AT first believed immune, aluminum alloys have been found extremely susceptible to both surface corrosion and intercrystalline corrosion. The latter goes on under paint that has been applied to imperfectly cleaned surfaces, and shows only as blisters. Because of this, it has become commonplace to break with the fingers the ribs and the trailing edges of duralumin lower wings and tail-surfaces. Contact of duralumin with brass or steel hastens corrosion, and protective paint coverings are dissolved by dope where fabric surfaces meet metal parts. All-duralumin structures are not considered suitable for sea-going aircraft unless all joints and seams are of water-tight construction, not only in hulls but in other members of the structure. Corrosion over the land is much less severe. Few manufacturers seem awake to the importance of corrosion. The fight to avoid it should begin with avoiding seams that are difficult to protect and hollow members that cannot be sealed hermetically.
Technical Paper

Specification-Writing for Petroleum Lubricants

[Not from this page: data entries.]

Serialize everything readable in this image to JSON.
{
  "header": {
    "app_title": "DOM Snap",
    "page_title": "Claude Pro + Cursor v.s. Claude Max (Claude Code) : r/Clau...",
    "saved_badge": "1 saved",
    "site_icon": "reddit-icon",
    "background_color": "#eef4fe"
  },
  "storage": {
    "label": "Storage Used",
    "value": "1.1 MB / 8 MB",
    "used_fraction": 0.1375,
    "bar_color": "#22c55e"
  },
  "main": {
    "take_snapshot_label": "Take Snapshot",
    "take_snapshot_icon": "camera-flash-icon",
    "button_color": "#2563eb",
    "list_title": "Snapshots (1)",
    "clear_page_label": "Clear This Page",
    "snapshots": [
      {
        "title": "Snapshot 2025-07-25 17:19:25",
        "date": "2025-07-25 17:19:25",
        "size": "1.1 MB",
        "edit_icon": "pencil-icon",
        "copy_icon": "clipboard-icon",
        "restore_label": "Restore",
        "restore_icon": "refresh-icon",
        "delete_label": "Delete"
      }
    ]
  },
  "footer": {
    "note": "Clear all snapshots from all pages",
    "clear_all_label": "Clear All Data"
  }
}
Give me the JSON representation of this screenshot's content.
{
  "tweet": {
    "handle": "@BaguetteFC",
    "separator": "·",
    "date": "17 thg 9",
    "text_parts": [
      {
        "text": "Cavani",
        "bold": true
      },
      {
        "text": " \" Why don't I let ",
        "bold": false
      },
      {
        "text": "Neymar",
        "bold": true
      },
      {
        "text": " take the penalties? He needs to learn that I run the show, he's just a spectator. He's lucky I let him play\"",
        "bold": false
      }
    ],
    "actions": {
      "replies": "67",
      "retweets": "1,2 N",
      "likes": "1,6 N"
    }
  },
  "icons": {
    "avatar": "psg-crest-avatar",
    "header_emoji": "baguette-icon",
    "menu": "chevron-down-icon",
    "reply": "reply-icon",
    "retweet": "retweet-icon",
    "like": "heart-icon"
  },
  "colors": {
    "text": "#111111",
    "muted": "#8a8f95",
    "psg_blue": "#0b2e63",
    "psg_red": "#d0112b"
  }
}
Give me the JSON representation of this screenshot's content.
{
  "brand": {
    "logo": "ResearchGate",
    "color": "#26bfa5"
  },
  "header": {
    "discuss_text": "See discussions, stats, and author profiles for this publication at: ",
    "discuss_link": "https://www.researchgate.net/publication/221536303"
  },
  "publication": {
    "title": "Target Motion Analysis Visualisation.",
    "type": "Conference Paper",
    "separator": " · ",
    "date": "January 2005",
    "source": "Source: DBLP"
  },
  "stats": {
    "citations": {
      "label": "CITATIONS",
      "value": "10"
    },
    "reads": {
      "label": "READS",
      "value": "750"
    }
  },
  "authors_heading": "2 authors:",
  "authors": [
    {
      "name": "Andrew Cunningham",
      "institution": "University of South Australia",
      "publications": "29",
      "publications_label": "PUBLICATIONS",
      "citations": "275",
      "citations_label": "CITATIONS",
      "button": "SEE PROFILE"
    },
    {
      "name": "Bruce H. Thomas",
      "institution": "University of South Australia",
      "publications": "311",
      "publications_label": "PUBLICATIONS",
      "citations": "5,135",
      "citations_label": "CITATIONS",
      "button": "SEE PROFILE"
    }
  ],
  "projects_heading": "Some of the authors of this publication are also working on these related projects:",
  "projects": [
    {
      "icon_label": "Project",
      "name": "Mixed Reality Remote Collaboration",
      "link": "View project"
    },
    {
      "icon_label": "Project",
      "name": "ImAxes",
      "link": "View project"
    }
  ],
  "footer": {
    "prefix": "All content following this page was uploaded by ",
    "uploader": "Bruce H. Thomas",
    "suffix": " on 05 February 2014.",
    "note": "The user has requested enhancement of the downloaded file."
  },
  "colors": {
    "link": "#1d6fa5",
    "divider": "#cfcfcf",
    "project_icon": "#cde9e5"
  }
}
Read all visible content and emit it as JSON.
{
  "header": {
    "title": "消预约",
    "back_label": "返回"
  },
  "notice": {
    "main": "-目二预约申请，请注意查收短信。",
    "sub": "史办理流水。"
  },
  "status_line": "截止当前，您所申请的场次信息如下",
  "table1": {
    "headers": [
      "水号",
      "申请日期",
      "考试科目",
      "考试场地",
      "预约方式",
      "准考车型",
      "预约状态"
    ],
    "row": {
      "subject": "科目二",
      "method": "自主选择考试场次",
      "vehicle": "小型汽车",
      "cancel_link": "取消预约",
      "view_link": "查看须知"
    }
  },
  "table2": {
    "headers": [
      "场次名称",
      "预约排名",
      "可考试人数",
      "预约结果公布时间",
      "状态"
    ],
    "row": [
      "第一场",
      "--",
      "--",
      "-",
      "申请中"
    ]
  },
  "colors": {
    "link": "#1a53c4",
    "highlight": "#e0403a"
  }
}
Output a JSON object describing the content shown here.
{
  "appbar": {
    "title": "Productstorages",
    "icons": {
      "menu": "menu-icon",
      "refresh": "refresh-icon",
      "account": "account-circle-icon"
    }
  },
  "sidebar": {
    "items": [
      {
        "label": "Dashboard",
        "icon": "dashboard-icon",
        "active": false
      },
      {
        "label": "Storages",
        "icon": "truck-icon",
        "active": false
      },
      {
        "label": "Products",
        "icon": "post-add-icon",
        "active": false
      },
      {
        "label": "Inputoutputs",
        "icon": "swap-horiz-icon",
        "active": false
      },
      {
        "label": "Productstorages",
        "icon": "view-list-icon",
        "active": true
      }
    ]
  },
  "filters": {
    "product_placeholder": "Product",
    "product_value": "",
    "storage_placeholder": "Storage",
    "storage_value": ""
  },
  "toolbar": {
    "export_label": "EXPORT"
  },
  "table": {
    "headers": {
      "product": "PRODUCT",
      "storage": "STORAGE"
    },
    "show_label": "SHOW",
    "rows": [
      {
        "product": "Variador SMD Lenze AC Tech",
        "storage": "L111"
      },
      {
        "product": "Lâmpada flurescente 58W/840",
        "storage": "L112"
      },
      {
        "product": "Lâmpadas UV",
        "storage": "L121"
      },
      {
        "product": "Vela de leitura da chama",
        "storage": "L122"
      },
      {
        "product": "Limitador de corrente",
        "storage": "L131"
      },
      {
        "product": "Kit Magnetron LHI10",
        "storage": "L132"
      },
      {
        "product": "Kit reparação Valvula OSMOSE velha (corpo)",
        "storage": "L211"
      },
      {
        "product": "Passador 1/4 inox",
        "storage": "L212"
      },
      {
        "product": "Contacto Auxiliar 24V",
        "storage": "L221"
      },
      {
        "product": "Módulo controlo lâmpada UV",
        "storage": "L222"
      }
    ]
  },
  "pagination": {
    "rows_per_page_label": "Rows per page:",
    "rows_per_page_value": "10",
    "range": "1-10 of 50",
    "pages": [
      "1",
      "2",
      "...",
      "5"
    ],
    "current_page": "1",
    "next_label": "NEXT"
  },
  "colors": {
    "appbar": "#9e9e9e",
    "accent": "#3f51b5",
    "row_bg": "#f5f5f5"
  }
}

ALL large users of petroleum lubricants are endeavoring to reduce to printed form their individual ideas of what the lubricants they want should contain and what their physical and mechanical properties should be. The lubricants manufacturer finds, however, that anarchy prevails among the requirements and that the technique of writing the specifications is distinctly amateurish. One method followed is to analyze a satisfactory lubricant and embody the results in the specifications, but the specifier does not know that the product is the best for his purpose and does not possess the facilities for accurate analysis and the ability to determine the pertinent from the irrelevant factors. Another method is to select from a number of analyses and specifications items that seem important and incorporate them in the writer's specification. The result calls for a non-existent hybrid that may be impossible to produce.